- **ENTRIES SHOWN**:
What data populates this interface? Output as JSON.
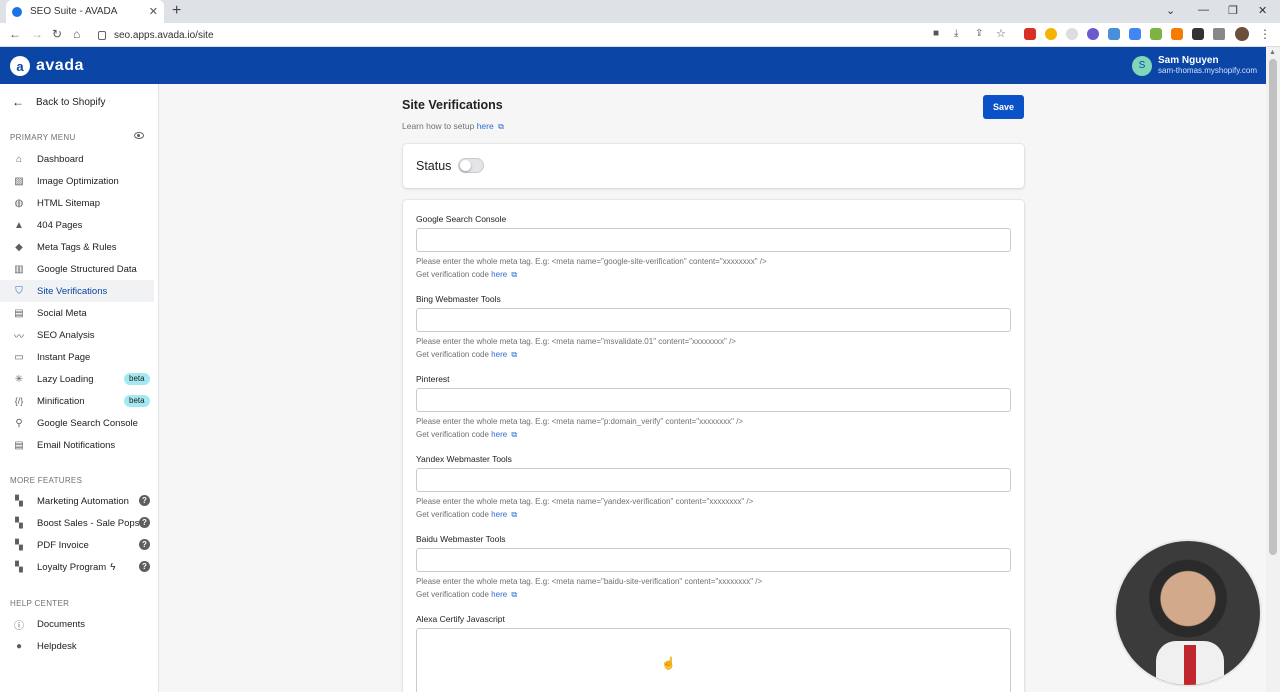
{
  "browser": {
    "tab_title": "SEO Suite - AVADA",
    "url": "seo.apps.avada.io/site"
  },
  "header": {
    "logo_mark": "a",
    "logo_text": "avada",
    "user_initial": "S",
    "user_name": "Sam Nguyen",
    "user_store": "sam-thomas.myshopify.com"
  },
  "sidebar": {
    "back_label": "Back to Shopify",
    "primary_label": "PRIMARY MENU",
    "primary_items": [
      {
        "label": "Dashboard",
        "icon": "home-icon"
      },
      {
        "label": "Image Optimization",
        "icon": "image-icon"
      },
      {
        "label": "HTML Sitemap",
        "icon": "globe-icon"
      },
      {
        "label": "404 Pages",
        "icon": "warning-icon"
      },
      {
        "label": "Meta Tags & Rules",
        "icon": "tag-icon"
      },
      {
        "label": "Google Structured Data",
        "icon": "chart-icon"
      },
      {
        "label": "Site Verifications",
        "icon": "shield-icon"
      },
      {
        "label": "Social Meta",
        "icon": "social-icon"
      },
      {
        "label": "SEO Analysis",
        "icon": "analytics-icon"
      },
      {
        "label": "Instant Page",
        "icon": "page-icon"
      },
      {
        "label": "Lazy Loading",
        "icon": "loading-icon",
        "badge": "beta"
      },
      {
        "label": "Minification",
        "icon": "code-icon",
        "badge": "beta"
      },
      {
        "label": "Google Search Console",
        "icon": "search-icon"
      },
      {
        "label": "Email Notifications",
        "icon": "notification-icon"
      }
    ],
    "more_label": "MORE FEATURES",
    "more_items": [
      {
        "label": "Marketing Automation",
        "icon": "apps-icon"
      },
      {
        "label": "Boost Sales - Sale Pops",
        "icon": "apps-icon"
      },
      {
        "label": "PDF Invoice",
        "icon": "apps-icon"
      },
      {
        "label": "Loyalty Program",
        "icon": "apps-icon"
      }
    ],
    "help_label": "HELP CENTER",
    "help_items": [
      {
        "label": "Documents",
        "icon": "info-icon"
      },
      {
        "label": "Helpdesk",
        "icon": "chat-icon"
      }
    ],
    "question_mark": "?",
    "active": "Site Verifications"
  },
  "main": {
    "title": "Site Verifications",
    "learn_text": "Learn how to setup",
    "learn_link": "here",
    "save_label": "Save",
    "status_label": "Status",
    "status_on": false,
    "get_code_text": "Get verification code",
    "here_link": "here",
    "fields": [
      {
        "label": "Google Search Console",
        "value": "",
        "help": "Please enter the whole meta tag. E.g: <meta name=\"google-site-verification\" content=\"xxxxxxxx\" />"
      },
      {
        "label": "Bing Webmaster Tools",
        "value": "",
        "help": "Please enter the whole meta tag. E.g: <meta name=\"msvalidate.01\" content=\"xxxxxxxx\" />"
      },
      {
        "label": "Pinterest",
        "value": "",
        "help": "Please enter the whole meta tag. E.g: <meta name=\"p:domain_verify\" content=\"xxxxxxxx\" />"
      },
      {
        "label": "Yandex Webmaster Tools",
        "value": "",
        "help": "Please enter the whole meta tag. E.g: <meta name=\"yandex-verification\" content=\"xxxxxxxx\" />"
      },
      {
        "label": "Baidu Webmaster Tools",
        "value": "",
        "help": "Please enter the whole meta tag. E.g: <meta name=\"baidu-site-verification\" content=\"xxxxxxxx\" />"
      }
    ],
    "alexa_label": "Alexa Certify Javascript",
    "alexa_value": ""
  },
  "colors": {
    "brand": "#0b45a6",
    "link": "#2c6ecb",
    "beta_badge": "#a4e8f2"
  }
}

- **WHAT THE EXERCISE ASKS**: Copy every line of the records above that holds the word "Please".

- **TASK RESPONSE**:
        "help": "Please enter the whole meta tag. E.g: <meta name=\"google-site-verification\" content=\"xxxxxxxx\" />"
        "help": "Please enter the whole meta tag. E.g: <meta name=\"msvalidate.01\" content=\"xxxxxxxx\" />"
        "help": "Please enter the whole meta tag. E.g: <meta name=\"p:domain_verify\" content=\"xxxxxxxx\" />"
        "help": "Please enter the whole meta tag. E.g: <meta name=\"yandex-verification\" content=\"xxxxxxxx\" />"
        "help": "Please enter the whole meta tag. E.g: <meta name=\"baidu-site-verification\" content=\"xxxxxxxx\" />"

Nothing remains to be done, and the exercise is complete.